Jennifer Carlyle is expecting new additions to her family in spring 2017.
The mother of two children and five goats is preparing for a whole new set of kids as her Nigerian dwarf dairy goats are pregnant with their first group of offspring.
Carlyle brought home her first Nigerian dwarf goat six months ago to start her own herd after years of raising horses and chickens.
“I’ve enjoyed it so far,” the 34-year-old Lula woman said.
Carlyle picked Nigerian dwarfs because of their small size and high-quality milk.
Nigerian dwarfs are the smallest breed of dairy goat. The American Dairy Goat Association requires a buck to be smaller than 23.5 inches and a doe smaller than 22.5 inches.
The goats also are prized for the high butterfat content in their milk. Nigerian dwarfs produce a larger quantity of milk relative to their size than larger breeds, making them popular for goat milk and cheese production.
Their visible docile temperament was another reason Carlyle decided to raise them. Her three does, Sno Cap, Zinnia and Pandora, along with the youngest buck, Captain, follow her around like puppies as she tends to their feed. Her fifth goat, Obie, stays in his own pen since bucks are known to be aggressive with one another.
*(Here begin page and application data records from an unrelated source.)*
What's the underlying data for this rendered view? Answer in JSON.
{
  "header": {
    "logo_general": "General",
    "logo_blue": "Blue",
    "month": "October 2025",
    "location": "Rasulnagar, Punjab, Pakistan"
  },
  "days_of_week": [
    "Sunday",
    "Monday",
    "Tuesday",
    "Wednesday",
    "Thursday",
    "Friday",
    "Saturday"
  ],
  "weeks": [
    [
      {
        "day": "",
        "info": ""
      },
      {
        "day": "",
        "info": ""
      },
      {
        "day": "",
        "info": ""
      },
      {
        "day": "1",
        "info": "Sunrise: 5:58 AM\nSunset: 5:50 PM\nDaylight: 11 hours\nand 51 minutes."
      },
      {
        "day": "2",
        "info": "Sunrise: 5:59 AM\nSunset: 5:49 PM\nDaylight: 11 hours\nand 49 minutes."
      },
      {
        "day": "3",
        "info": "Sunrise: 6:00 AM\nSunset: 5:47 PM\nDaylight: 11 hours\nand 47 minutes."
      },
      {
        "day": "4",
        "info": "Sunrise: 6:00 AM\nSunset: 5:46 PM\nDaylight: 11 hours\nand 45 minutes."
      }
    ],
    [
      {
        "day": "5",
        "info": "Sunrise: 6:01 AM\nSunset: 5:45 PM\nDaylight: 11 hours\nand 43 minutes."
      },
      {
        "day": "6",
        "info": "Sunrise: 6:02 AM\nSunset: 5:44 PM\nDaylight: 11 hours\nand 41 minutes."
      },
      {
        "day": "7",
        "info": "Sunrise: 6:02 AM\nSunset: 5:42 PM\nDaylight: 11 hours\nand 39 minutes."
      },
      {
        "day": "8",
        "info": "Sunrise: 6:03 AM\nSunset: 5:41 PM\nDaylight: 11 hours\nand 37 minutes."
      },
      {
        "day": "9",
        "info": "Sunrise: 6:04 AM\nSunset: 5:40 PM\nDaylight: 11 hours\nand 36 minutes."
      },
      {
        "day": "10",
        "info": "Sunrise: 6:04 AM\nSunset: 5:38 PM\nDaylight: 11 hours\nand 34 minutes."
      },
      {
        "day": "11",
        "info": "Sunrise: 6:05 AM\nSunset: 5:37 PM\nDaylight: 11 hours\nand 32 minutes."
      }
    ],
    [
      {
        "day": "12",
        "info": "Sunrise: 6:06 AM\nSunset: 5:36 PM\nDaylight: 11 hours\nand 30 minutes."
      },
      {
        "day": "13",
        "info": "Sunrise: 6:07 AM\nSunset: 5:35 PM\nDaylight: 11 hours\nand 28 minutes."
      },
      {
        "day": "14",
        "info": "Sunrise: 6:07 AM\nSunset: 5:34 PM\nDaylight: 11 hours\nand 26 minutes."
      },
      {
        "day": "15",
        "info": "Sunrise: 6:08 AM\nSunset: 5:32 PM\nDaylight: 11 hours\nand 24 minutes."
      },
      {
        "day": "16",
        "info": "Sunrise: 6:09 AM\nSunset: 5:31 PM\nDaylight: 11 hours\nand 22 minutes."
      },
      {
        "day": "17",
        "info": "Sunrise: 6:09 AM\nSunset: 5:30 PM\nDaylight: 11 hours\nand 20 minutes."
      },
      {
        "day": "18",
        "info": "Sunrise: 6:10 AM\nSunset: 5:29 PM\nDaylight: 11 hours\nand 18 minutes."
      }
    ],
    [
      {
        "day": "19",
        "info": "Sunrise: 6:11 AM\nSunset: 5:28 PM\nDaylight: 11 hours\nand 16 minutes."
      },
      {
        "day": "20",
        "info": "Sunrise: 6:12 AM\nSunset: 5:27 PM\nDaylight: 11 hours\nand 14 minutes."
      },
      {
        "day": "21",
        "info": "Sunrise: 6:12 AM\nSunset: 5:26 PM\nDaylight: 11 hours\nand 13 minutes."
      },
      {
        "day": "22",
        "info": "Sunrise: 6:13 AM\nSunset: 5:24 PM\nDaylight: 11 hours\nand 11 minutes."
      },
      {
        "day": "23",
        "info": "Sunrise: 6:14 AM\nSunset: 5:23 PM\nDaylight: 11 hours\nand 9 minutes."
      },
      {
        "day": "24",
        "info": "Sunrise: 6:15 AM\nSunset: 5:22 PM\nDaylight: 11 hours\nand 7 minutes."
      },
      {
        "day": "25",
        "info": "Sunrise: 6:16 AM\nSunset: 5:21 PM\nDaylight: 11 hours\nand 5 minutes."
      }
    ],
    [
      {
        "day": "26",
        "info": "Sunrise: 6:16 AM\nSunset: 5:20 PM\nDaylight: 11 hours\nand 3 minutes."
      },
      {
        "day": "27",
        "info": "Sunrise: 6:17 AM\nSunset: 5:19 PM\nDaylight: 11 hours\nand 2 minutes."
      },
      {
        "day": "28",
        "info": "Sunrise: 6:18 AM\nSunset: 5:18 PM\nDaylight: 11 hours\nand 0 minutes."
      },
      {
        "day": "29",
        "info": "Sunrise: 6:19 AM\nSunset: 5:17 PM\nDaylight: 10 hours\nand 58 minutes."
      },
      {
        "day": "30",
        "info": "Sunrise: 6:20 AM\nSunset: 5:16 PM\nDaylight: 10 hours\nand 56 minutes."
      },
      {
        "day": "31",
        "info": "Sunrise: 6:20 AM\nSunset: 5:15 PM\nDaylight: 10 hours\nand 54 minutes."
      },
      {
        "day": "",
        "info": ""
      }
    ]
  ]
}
Carlyle, a human resources technician for the Georgia Department of Transportation, spends much of her free time caring for her herd. She plans to enter them in shows across the Southeast in spring and fall 2017. Goats are judged on breeding characteristics, such as udder size and teat placement.
“It keeps me busy and you’re pretty much always on your toes as far as taking care of them,” she said.
Carlyle grew up raising livestock with her mother in North Carolina, so tending to animals is second nature to her. But she learned about the dwarf breed from Shannon Lawrence, who teaches a Goats 101 class at her farm in Shady Dale in Jasper County.
The Texas native has been raising goats since 1997. She relocated her Yellow Rose Farm to Georgia in 2003 and serves as a consultant and mentor to other goat owners in the area. Lawrence has about 70 goats and produces various goat milk products such as soap, lotion, shampoo and conditioner.
Carlyle, who moved to Hall County in 2008, hopes to produce soaps and lotions from her goats’ milk. But her current goal is to expand her herd to 20 to 25 goats.
“After hours and hours of studying bloodlines, looking at other breeders’ programs and trying to figure out what my goals are in beginning my adventure, I believe I have a nice foundation to build on,” she said. “The hard part will be trying not to keep all of them.”
Lawrence agreed. Despite the large size of her herd, Lawrence said she feels a connection to all of her Nigerian dwarfs.
“I know all of them. I know all of their names,” she said. “I can tell you who they are and who their mamas and daddies are.”
Lawrence told Carlyle and her classmates raising goats is not a casual undertaking. Goats may have many health concerns and are more susceptible to parasites than other farm animals.
“There’s a huge learning curve with goats,” Lawrence said. “Just because you’ve had other livestock in the past, goats are very different. You need to know what to look for.”
Carlyle has already experienced some difficulties. After years of rescuing and rehabilitating malnourished horses, she said she had to fight her instincts to overfeed the goats.
She also has to administer their vaccinations by hand and monitor their calcium and phosphorus levels. Goats can suffer from copper deficiencies, so she gives them copper capsules to help guard against parasites.
But Carlyle is not the only one who cares for the goats. It has become a family affair.
Her daughters, Ashlyn, 2, and Thereslyn, 11, help feed and care for the goats.
“Giving my daughters the experience of being able to take care of them and be hands-on every day, it definitely teaches them responsibility,” she said. “And they enjoy it.”